■ **ASSIGNED TASK**: The listing below is to be reproduced in full, character for character.

Start of DATASET

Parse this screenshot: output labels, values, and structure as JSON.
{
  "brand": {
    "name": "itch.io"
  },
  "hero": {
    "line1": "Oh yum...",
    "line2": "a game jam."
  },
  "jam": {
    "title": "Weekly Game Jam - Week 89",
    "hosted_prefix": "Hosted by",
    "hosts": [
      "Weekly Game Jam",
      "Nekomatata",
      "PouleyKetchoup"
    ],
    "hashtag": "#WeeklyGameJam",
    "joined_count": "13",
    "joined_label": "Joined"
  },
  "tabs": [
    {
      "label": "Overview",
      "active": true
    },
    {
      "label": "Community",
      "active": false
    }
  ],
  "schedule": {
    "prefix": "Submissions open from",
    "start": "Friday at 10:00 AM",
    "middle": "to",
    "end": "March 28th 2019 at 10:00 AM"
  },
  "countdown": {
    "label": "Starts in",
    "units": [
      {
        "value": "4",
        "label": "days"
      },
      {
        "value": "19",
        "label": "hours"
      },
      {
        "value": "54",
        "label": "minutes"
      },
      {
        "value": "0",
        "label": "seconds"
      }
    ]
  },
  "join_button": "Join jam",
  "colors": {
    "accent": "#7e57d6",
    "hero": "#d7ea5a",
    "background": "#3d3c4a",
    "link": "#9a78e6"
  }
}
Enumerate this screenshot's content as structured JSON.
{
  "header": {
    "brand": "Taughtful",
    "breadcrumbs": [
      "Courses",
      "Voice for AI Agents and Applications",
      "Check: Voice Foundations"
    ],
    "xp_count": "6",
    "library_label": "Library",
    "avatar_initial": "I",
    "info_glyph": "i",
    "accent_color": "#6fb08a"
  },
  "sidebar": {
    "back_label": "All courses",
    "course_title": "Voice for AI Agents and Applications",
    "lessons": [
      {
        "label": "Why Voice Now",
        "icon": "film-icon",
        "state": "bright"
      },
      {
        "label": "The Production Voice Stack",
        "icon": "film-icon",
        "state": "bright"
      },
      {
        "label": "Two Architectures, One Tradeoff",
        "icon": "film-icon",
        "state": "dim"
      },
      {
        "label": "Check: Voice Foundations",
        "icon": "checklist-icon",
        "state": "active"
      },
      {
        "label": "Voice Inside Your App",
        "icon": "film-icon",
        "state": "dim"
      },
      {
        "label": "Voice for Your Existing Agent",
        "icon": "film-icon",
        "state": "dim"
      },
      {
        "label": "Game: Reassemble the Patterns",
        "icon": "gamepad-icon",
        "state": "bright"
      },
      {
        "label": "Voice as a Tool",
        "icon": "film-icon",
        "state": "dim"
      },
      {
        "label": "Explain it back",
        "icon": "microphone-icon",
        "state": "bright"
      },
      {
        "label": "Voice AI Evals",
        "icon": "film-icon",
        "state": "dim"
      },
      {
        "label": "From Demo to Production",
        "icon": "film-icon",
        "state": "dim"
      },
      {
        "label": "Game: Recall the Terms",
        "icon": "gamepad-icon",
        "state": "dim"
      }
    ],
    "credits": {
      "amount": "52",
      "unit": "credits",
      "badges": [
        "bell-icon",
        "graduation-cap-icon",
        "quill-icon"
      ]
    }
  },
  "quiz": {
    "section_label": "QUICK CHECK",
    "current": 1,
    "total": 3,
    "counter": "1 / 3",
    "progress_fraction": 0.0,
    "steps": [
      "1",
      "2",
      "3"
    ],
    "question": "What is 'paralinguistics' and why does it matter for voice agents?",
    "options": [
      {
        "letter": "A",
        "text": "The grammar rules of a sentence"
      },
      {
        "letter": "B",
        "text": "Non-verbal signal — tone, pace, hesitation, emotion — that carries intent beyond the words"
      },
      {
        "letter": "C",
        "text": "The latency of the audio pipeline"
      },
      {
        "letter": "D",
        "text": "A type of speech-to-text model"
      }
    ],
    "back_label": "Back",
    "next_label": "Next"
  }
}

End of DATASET

■ **OUTPUT FOR THIS TASK**:
Parse this screenshot: output labels, values, and structure as JSON.
{
  "brand": {
    "name": "itch.io"
  },
  "hero": {
    "line1": "Oh yum...",
    "line2": "a game jam."
  },
  "jam": {
    "title": "Weekly Game Jam - Week 89",
    "hosted_prefix": "Hosted by",
    "hosts": [
      "Weekly Game Jam",
      "Nekomatata",
      "PouleyKetchoup"
    ],
    "hashtag": "#WeeklyGameJam",
    "joined_count": "13",
    "joined_label": "Joined"
  },
  "tabs": [
    {
      "label": "Overview",
      "active": true
    },
    {
      "label": "Community",
      "active": false
    }
  ],
  "schedule": {
    "prefix": "Submissions open from",
    "start": "Friday at 10:00 AM",
    "middle": "to",
    "end": "March 28th 2019 at 10:00 AM"
  },
  "countdown": {
    "label": "Starts in",
    "units": [
      {
        "value": "4",
        "label": "days"
      },
      {
        "value": "19",
        "label": "hours"
      },
      {
        "value": "54",
        "label": "minutes"
      },
      {
        "value": "0",
        "label": "seconds"
      }
    ]
  },
  "join_button": "Join jam",
  "colors": {
    "accent": "#7e57d6",
    "hero": "#d7ea5a",
    "background": "#3d3c4a",
    "link": "#9a78e6"
  }
}
Enumerate this screenshot's content as structured JSON.
{
  "header": {
    "brand": "Taughtful",
    "breadcrumbs": [
      "Courses",
      "Voice for AI Agents and Applications",
      "Check: Voice Foundations"
    ],
    "xp_count": "6",
    "library_label": "Library",
    "avatar_initial": "I",
    "info_glyph": "i",
    "accent_color": "#6fb08a"
  },
  "sidebar": {
    "back_label": "All courses",
    "course_title": "Voice for AI Agents and Applications",
    "lessons": [
      {
        "label": "Why Voice Now",
        "icon": "film-icon",
        "state": "bright"
      },
      {
        "label": "The Production Voice Stack",
        "icon": "film-icon",
        "state": "bright"
      },
      {
        "label": "Two Architectures, One Tradeoff",
        "icon": "film-icon",
        "state": "dim"
      },
      {
        "label": "Check: Voice Foundations",
        "icon": "checklist-icon",
        "state": "active"
      },
      {
        "label": "Voice Inside Your App",
        "icon": "film-icon",
        "state": "dim"
      },
      {
        "label": "Voice for Your Existing Agent",
        "icon": "film-icon",
        "state": "dim"
      },
      {
        "label": "Game: Reassemble the Patterns",
        "icon": "gamepad-icon",
        "state": "bright"
      },
      {
        "label": "Voice as a Tool",
        "icon": "film-icon",
        "state": "dim"
      },
      {
        "label": "Explain it back",
        "icon": "microphone-icon",
        "state": "bright"
      },
      {
        "label": "Voice AI Evals",
        "icon": "film-icon",
        "state": "dim"
      },
      {
        "label": "From Demo to Production",
        "icon": "film-icon",
        "state": "dim"
      },
      {
        "label": "Game: Recall the Terms",
        "icon": "gamepad-icon",
        "state": "dim"
      }
    ],
    "credits": {
      "amount": "52",
      "unit": "credits",
      "badges": [
        "bell-icon",
        "graduation-cap-icon",
        "quill-icon"
      ]
    }
  },
  "quiz": {
    "section_label": "QUICK CHECK",
    "current": 1,
    "total": 3,
    "counter": "1 / 3",
    "progress_fraction": 0.0,
    "steps": [
      "1",
      "2",
      "3"
    ],
    "question": "What is 'paralinguistics' and why does it matter for voice agents?",
    "options": [
      {
        "letter": "A",
        "text": "The grammar rules of a sentence"
      },
      {
        "letter": "B",
        "text": "Non-verbal signal — tone, pace, hesitation, emotion — that carries intent beyond the words"
      },
      {
        "letter": "C",
        "text": "The latency of the audio pipeline"
      },
      {
        "letter": "D",
        "text": "A type of speech-to-text model"
      }
    ],
    "back_label": "Back",
    "next_label": "Next"
  }
}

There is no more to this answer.